## Problem to solve
Within the material below, how many lines carry the word "icon"? Answer with a single number.

>>>>>

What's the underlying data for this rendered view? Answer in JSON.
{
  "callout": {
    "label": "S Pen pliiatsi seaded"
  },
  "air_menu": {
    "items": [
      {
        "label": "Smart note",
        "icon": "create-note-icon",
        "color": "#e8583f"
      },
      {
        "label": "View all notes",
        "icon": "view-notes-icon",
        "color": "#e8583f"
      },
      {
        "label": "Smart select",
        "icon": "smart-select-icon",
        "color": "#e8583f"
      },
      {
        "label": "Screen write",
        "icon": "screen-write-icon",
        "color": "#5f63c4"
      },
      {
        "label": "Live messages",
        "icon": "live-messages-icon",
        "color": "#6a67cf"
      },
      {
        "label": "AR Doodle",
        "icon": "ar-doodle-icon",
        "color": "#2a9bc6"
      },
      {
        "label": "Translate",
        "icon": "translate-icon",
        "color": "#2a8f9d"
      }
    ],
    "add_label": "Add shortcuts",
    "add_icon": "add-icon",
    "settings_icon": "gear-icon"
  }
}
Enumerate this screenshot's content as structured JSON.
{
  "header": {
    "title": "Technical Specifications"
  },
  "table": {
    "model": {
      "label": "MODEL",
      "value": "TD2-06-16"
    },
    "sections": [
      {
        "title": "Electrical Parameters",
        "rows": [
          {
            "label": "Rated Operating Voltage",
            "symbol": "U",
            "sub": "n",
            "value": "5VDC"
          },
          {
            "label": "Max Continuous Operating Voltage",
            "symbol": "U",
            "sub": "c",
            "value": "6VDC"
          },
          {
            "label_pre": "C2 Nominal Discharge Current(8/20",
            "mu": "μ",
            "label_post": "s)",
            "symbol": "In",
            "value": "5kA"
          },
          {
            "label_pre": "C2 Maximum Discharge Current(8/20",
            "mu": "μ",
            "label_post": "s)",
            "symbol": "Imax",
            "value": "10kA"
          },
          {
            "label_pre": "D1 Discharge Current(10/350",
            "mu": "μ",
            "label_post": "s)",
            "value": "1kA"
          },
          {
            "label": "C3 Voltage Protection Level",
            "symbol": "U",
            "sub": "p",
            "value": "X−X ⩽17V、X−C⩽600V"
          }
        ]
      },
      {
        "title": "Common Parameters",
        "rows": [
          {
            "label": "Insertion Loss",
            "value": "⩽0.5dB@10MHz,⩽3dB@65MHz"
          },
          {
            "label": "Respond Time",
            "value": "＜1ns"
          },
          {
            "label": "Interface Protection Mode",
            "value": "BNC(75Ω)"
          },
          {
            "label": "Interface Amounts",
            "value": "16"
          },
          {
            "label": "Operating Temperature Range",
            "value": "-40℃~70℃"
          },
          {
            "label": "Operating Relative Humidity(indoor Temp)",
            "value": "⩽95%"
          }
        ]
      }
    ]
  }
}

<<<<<

## Response to the exercise
9